Natalie Peter, Carla Janson, Ansgar Schmidt, Sandra Stark, Kai Peter
The center of the communication context is a chatbot (artificial intelligence = AI) that can be addressed by most of the widely-used messenger apps. The chatbot is capable of classifying passenger needs, arranging them hierarchically, and deriving appropriate actions. If a passenger wants to find out more about the destination, for example, the chatbot answers by consolidating information from the Internet. For existential needs such as fear of flying, as well as requests for food or drinks, it gets a flight attendant involved. Their uniforms have small displays integrated in the cuffs, which are connected to microcontrollers and thus with the AI.
The physically perceptible level is served by an extensible in-flight entertainment system in the display of the facing seat-back. This is where the feel.flight menu is displayed and can be controlled using the distributed smart devices: passengers can adjust their electric blankets to their individual needs, for example, or request to be woken gently by a vibrating neck pillow. feel.flight has also integrated flight slippers equipped with special pressure sensors and connected them with the on-board server via WiFi. Flight passengers can tap their toes or heels on the ground to control computer games, which is fun and promotes blood circulation.
feel.flight has used many modern information and manufacturing technologies, including 3D printing, laser cutting, digitally supported Jacquard weaves, and even artificial intelligence. The team has succeeded in developing advanced prototypes in an extremely short period of time. Further development toward market readiness does not seem unrealistic. Thanks to the different elements, individual components such as the blanket could also be spun off and piloted
Orkhan Amiraslanov, Bo Zhou, Jonas Auda, Matthias Hoppe, Pascal Knierim, Katarzyna Janaszek, Artur Keska, Christian Mock, Alex Roznowski, Marius Roznowski
The "LYRA Connect" web application improves communications between passengers and the flight crew. It minimizes routing and optimizes in-plane service.
Passengers can use their own mobile devices to send requests easily to the flight crew. The web application works on any mobile device – on smartphones, tablet PCs, and laptops – and is platform-independent, without any installation or download. Passengers can use it to order drinks, for example, or ask whether they will make their connecting flights. The next available flight attendant sees a request directly in their field of vision, on smart glasses, and knows who asked or ordered what and when.
The flight attendants can call up additional information about passengers by standing next to a location beacon.
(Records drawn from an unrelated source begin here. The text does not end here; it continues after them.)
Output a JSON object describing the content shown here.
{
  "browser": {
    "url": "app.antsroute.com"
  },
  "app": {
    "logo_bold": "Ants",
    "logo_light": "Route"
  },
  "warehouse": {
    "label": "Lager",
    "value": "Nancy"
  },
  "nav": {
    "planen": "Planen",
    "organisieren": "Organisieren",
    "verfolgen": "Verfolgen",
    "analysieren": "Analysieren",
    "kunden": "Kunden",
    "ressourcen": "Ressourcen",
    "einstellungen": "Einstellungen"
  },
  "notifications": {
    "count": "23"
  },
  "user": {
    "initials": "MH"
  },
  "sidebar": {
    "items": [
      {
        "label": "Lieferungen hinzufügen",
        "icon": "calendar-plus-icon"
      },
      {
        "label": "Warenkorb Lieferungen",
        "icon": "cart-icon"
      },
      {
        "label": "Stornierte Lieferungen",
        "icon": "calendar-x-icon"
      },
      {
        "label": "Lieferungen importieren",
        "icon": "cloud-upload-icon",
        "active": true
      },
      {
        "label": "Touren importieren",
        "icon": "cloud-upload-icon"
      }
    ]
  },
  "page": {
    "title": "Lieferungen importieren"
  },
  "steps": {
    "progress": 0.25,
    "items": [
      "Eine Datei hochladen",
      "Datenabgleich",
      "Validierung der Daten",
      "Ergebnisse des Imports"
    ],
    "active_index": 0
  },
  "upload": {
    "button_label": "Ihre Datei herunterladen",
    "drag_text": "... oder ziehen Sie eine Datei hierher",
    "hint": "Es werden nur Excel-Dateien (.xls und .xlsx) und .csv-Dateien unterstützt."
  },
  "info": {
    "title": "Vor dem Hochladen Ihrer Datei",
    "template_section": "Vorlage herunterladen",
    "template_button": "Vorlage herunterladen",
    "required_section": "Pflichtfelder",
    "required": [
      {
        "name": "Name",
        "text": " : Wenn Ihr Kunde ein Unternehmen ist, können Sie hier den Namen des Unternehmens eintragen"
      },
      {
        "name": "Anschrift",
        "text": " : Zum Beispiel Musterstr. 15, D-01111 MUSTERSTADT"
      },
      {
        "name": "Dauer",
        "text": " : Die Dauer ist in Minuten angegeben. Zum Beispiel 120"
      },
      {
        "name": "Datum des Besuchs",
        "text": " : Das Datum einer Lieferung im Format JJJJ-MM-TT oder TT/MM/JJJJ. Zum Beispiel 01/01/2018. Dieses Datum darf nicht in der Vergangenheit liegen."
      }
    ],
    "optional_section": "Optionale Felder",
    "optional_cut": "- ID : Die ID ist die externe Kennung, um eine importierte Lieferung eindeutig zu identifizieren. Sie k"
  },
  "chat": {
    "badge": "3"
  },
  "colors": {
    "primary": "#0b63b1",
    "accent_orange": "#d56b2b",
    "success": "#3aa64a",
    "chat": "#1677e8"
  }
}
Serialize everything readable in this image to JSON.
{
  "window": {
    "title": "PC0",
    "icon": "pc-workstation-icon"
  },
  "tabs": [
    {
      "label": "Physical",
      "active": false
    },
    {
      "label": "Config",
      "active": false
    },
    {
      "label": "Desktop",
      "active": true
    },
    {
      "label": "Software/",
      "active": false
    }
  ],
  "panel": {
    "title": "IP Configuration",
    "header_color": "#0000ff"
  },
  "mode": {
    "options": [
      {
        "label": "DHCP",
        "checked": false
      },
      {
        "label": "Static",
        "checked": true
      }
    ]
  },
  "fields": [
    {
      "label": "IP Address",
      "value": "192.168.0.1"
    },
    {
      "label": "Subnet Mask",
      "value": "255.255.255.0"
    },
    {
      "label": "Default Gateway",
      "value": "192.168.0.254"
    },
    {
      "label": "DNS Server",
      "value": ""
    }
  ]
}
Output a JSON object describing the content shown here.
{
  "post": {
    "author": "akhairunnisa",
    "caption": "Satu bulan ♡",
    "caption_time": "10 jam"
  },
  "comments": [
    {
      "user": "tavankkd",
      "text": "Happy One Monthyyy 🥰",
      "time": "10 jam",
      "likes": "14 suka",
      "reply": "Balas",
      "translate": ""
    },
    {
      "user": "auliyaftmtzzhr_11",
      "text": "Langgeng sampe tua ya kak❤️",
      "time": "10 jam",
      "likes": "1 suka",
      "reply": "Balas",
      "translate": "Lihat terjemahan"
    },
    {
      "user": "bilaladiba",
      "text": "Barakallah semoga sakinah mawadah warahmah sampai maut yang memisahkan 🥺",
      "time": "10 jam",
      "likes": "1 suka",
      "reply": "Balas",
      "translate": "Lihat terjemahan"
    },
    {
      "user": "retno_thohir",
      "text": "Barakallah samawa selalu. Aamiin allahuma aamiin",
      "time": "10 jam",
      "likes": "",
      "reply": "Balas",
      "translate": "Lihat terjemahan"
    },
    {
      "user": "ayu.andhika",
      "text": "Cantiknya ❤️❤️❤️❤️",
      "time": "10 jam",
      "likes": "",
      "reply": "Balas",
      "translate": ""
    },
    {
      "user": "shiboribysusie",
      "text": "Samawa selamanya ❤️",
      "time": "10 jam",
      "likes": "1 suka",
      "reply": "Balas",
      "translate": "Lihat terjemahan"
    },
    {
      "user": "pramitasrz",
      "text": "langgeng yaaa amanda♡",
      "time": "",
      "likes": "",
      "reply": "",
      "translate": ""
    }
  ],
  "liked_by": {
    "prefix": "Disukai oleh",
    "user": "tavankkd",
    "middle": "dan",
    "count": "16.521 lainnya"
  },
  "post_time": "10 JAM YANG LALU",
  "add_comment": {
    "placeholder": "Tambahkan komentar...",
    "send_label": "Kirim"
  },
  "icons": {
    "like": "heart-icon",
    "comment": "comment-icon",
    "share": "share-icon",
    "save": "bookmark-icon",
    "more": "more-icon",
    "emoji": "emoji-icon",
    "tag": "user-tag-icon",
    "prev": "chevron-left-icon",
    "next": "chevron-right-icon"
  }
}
Location beacons are signal areas that are affixed to the floor in front of every seat. LYRA then displays the corresponding information discretely on the flight attendant's data glasses (Google Glass or ZEISS Smart Optics). As a result, the flight attendant can find out which language a passenger speaks, for example, or which meal preferences they specified.
LYRA connects a variety of devices to set up a kind of "mini-Internet" within the aircraft that is fully functional even offline. The system is plug-and-play, which means its deployment on board is not complex. The challenge the team faced was to reduce the complexity posed by the different devices using the app and create an intuitive interface for flight attendants and passengers in the end. If the connected hardware solutions prove feasible, the system would be immediately deployable.
Team Smart Chair
Melanie Maucksch, Ronja Kappe, Roman Knipping-Sorokin, Chiara Brodersen, Juan Alberto Cabrera Guerrero, Frank Fitzek, Máté Tömösközi
The Smart Chair project is more of a conceptual study than a prototype. It focuses on passengers' personal space on long-haul flights. They will enjoy a fully customized flight experience in their Smart Chairs – from entertainment program to personal comfort. In addition to ergonomics, aspects of technology, sustainability, and individual customer needs are also addressed.
The most conspicuous feature is the foldable head display, which completely screens off the passenger, creating a personal space. In addition, several features are concealed in the seat. Since the curved OLED screens envisioned in the concept do not yet exist in the required size, the team had to use alternatives to simulate the desired effects. As such, the head display presented on the flight was equipped with a tablet and concealed with a film that can be switched from opaque to transparent. This is done using a thin, inner LCD layer that reacts to electrical currents.
The Smart Chair team also worked on a new outfit for cabin personnel. The fabrics used to make the prototype uniforms are thermoregulated, breathable, antibacterial, and antiallergic. As such, they stand up to the high demands of flight attendant workwear.
The project is largely visionary – a lack of market-ready technologies prevents implementation in the short term. While flexible OLED displays are being tested and will soon be market-ready, several years will pass before they reach the mass market. The same applies to the described smart materials, which cannot perform mechanical tasks reliably to the described extent. The chances for the heatable substances are considered better. All the same, several safety-relevant hurdles have to be passed before they can be approved for use on planes.
Press materials and images for Fashion Fusion: bit.ly/DTAG-FashionFusion
Pres materials and images for Fashion Fusion bit.ly/DTAG-FashionFusion